In the vein of Shaun of the Dead, Tucker ' Dale is a wild, wonky tale of two hillbilly buddies trying to survive their vacation in the woods when they are mistaken for killers by a gang of college kids. Our heroes valiantly save one of the college girls from drowning but are accused of wrongdoing. The chase ensues, not treating the students too well, leaving us with a gory but hilarious tale of two hillbillies and their hearts of gold.
A confident mix of comedy and horror, Tucker & Dale Vs Evil
brings together Firefly
star Alan Tudyk and Reaper
’s Tyler Labine as a pair of hillbillies. More to the point, they’re a pair of hillbillies who have bought themselves a secluded cabin in the middle of the woods. Anyone who’s seen even a handful of horror movies will have be more than familiar with the conventions that are being set up, and might just be settling back for a dose of the familiar.
But they don’t really get it. Instead, Tucker & Dale Vs Evil chooses to play up the comedy, thanks to writer-director Eli Craig’s very good script. It’s a screenplay that accepts and warms to the trappings of a horror movie, and then has a great deal of fun playing with them. Thus, when a bunch of students turn up in the middle of the woods, things don’t quite go the way that many will be expecting.
It’s odd that Tucker & Dale Vs Evil never really secured itself the broader theatrical exposure it deserves, because it’s a really smart film. Granted, it’s bereft of outright movie stars, but the pairing of Tudyk and Labine proves inspired, and Craig is wise enough to keep his running time nice and tight.

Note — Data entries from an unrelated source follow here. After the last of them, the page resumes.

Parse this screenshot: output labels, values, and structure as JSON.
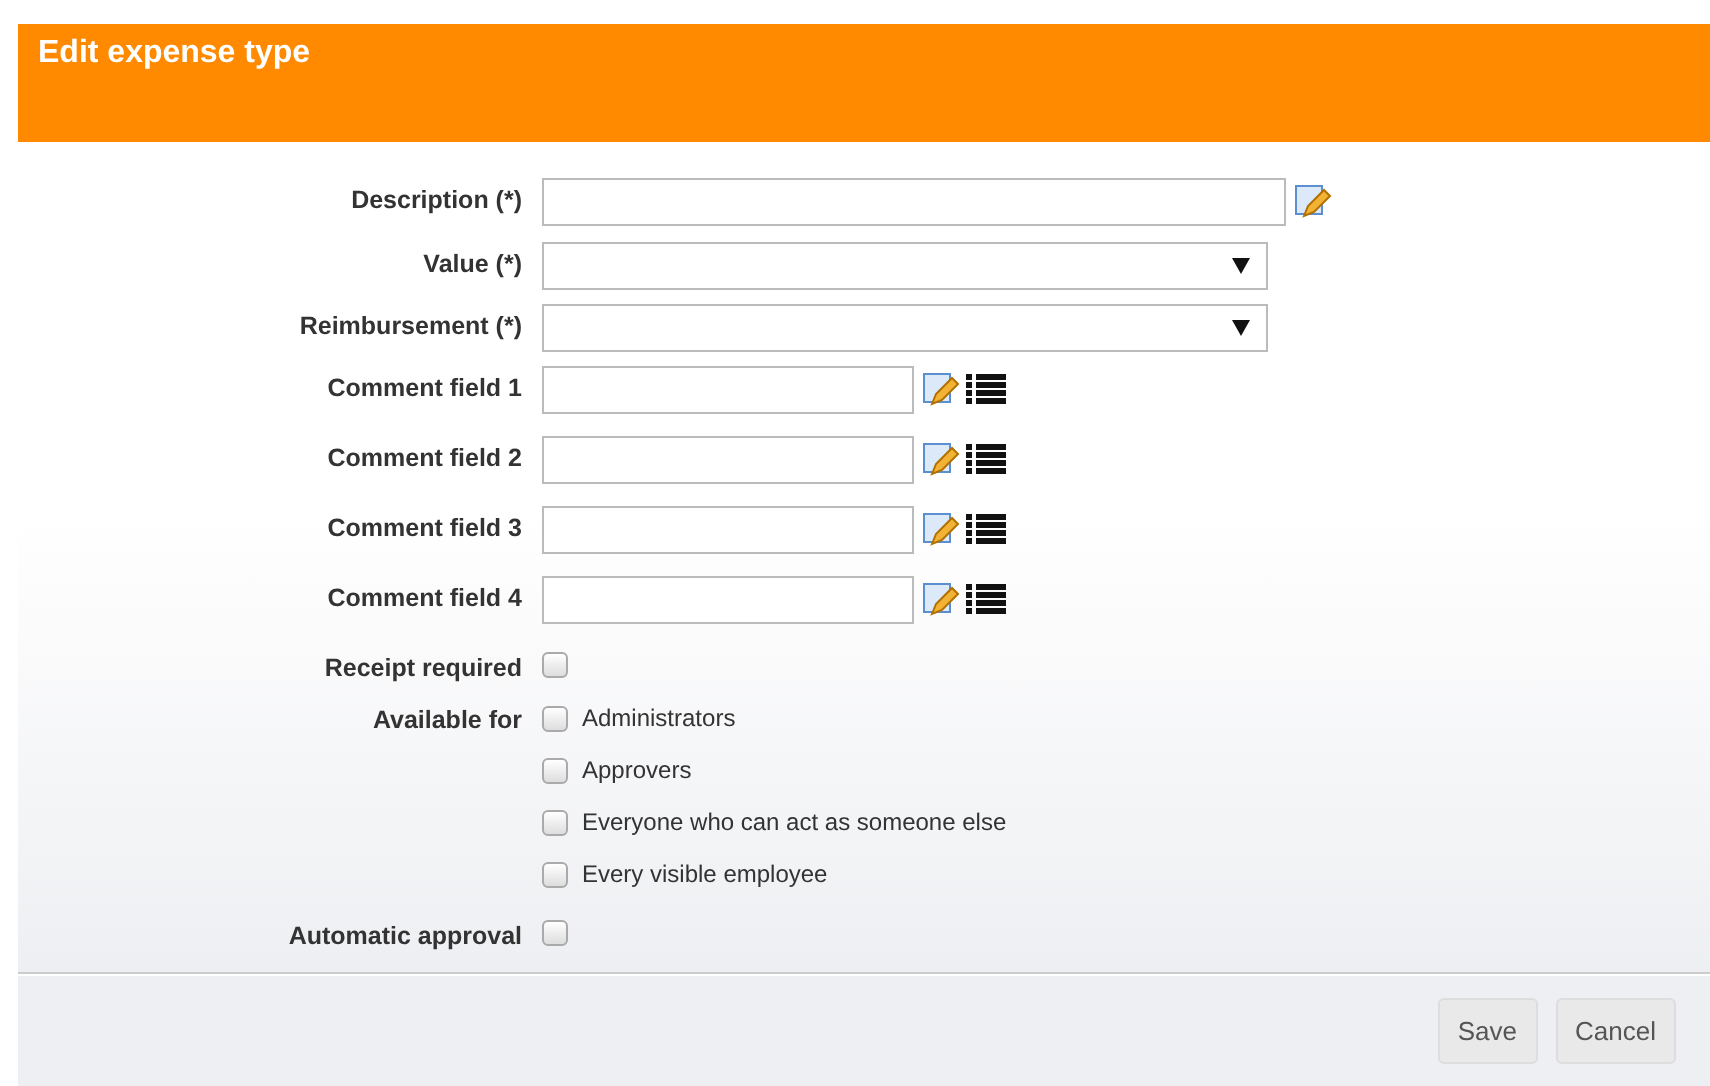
{
  "header": {
    "title": "Edit expense type"
  },
  "fields": [
    {
      "kind": "text",
      "label": "Description (*)"
    },
    {
      "kind": "select",
      "label": "Value (*)"
    },
    {
      "kind": "select",
      "label": "Reimbursement (*)"
    },
    {
      "kind": "comment",
      "label": "Comment field 1"
    },
    {
      "kind": "comment",
      "label": "Comment field 2"
    },
    {
      "kind": "comment",
      "label": "Comment field 3"
    },
    {
      "kind": "comment",
      "label": "Comment field 4"
    },
    {
      "kind": "checkbox",
      "label": "Receipt required",
      "checked": false
    },
    {
      "kind": "checkgroup",
      "label": "Available for",
      "options": [
        {
          "label": "Administrators",
          "checked": false
        },
        {
          "label": "Approvers",
          "checked": false
        },
        {
          "label": "Everyone who can act as someone else",
          "checked": false
        },
        {
          "label": "Every visible employee",
          "checked": false
        }
      ]
    },
    {
      "kind": "checkbox",
      "label": "Automatic approval",
      "checked": false
    }
  ],
  "buttons": [
    "Save",
    "Cancel"
  ]
}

Don’t let the relatively low budget of the production lead you to think you’re not getting good value from a Blu-ray upgrade, mind. In terms of picture quality in particular, you get a really sharp transfer here, and the audio mix is no slouch either. Given that most people never got to enjoy the film in cinemas, it seems right to make the most of it in the home.

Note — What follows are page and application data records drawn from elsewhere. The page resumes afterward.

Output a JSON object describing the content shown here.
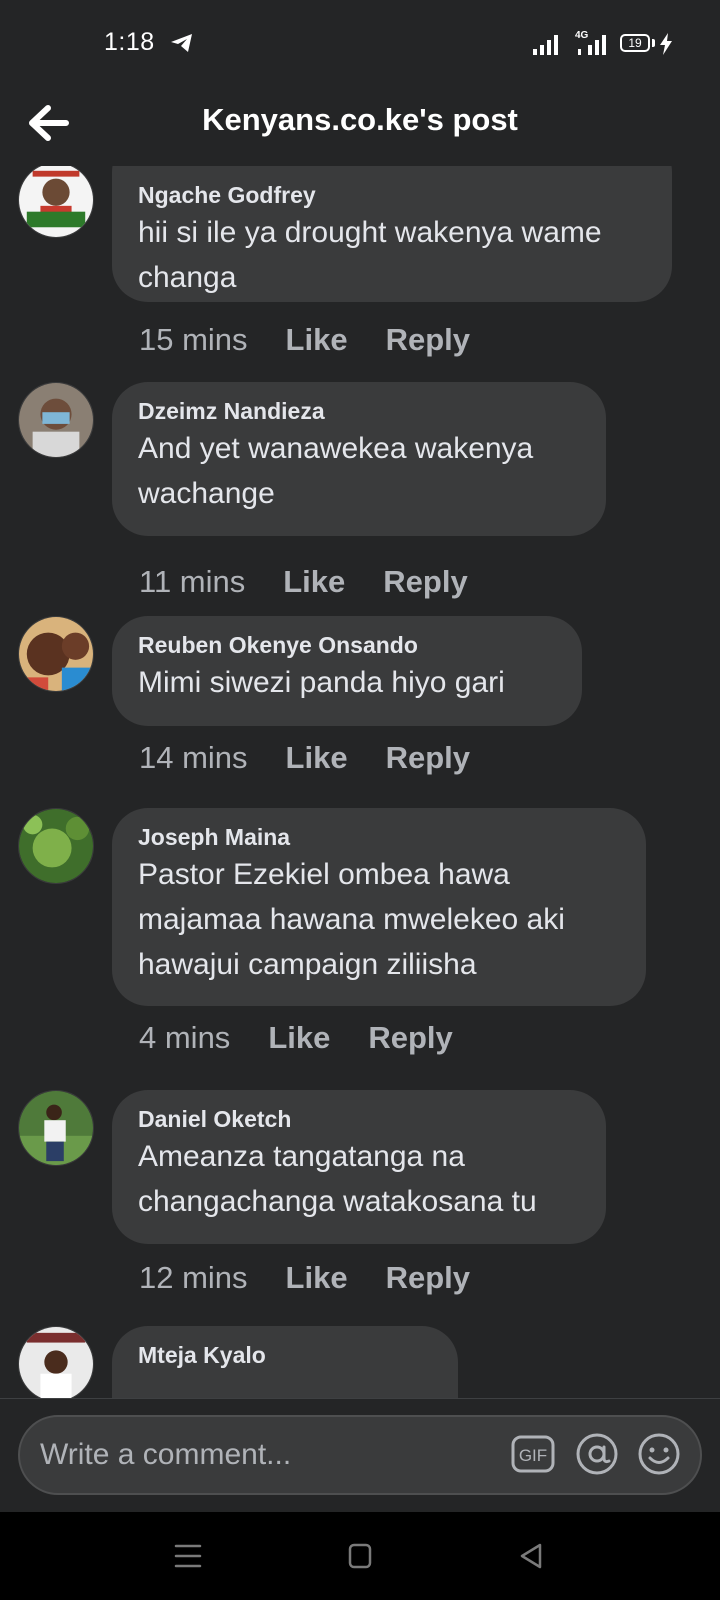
{
  "status_bar": {
    "time": "1:18",
    "network": "4G",
    "battery": "19",
    "icons": [
      "telegram-icon",
      "signal-icon",
      "signal-4g-icon",
      "battery-icon",
      "charging-icon"
    ]
  },
  "header": {
    "title": "Kenyans.co.ke's post",
    "back_icon": "arrow-left-icon"
  },
  "comments": [
    {
      "author": "Ngache Godfrey",
      "text": "hii si ile ya drought wakenya wame\nchanga",
      "time": "15 mins",
      "like": "Like",
      "reply": "Reply"
    },
    {
      "author": "Dzeimz Nandieza",
      "text": "And yet wanawekea wakenya\nwachange",
      "time": "11 mins",
      "like": "Like",
      "reply": "Reply"
    },
    {
      "author": "Reuben Okenye Onsando",
      "text": "Mimi siwezi panda hiyo gari",
      "time": "14 mins",
      "like": "Like",
      "reply": "Reply"
    },
    {
      "author": "Joseph Maina",
      "text": "Pastor Ezekiel ombea hawa\nmajamaa hawana mwelekeo aki\nhawajui campaign ziliisha",
      "time": "4 mins",
      "like": "Like",
      "reply": "Reply"
    },
    {
      "author": "Daniel Oketch",
      "text": "Ameanza tangatanga na\nchangachanga watakosana tu",
      "time": "12 mins",
      "like": "Like",
      "reply": "Reply"
    },
    {
      "author": "Mteja Kyalo",
      "text": "",
      "time": "",
      "like": "",
      "reply": ""
    }
  ],
  "composer": {
    "placeholder": "Write a comment...",
    "icons": [
      "gif-icon",
      "at-icon",
      "emoji-icon"
    ]
  },
  "nav_bar": {
    "icons": [
      "menu-icon",
      "home-icon",
      "back-triangle-icon"
    ]
  }
}
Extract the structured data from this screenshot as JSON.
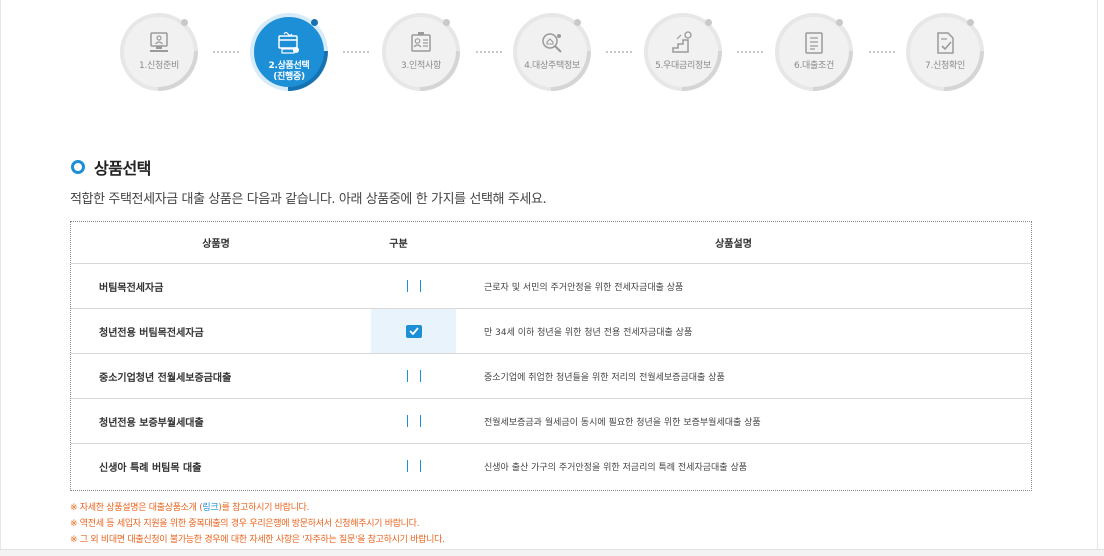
{
  "steps": [
    {
      "label": "1.신청준비",
      "icon": "monitor-icon"
    },
    {
      "label": "2.상품선택",
      "sub": "(진행중)",
      "icon": "card-icon"
    },
    {
      "label": "3.인적사항",
      "icon": "id-card-icon"
    },
    {
      "label": "4.대상주택정보",
      "icon": "search-house-icon"
    },
    {
      "label": "5.우대금리정보",
      "icon": "stairs-coin-icon"
    },
    {
      "label": "6.대출조건",
      "icon": "document-list-icon"
    },
    {
      "label": "7.신청확인",
      "icon": "document-check-icon"
    }
  ],
  "active_step": 2,
  "section": {
    "title": "상품선택",
    "description": "적합한 주택전세자금 대출 상품은 다음과 같습니다. 아래 상품중에 한 가지를 선택해 주세요."
  },
  "table": {
    "headers": {
      "name": "상품명",
      "type": "구분",
      "desc": "상품설명"
    },
    "rows": [
      {
        "name": "버팀목전세자금",
        "desc": "근로자 및 서민의 주거안정을 위한 전세자금대출 상품",
        "checked": false
      },
      {
        "name": "청년전용 버팀목전세자금",
        "desc": "만 34세 이하 청년을 위한 청년 전용 전세자금대출 상품",
        "checked": true
      },
      {
        "name": "중소기업청년 전월세보증금대출",
        "desc": "중소기업에 취업한 청년들을 위한 저리의 전월세보증금대출 상품",
        "checked": false
      },
      {
        "name": "청년전용 보증부월세대출",
        "desc": "전월세보증금과 월세금이 동시에 필요한 청년을 위한 보증부월세대출 상품",
        "checked": false
      },
      {
        "name": "신생아 특례 버팀목 대출",
        "desc": "신생아 출산 가구의 주거안정을 위한 저금리의 특례 전세자금대출 상품",
        "checked": false
      }
    ]
  },
  "notes": {
    "n1_pre": "※ 자세한 상품설명은 대출상품소개 (",
    "n1_link": "링크",
    "n1_post": ")를 참고하시기 바랍니다.",
    "n2": "※ 역전세 등 세입자 지원을 위한 중복대출의 경우 우리은행에 방문하셔서 신청해주시기 바랍니다.",
    "n3": "※ 그 외 비대면 대출신청이 불가능한 경우에 대한 자세한 사항은 '자주하는 질문'을 참고하시기 바랍니다."
  },
  "colors": {
    "accent": "#1c8fd6",
    "note": "#e8641e"
  }
}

Tucker & Dale Vs Evil is far from the most ambitious film of recent times. But it’s certainly one of the funniest. It throws in the necessary gore quotient expected by fans of the horror genre, but delivers far more solid laughs that its relative anonymity might lead you to expect. It’s pretty much the epitome, then, of an undercover gem. --Jon Foster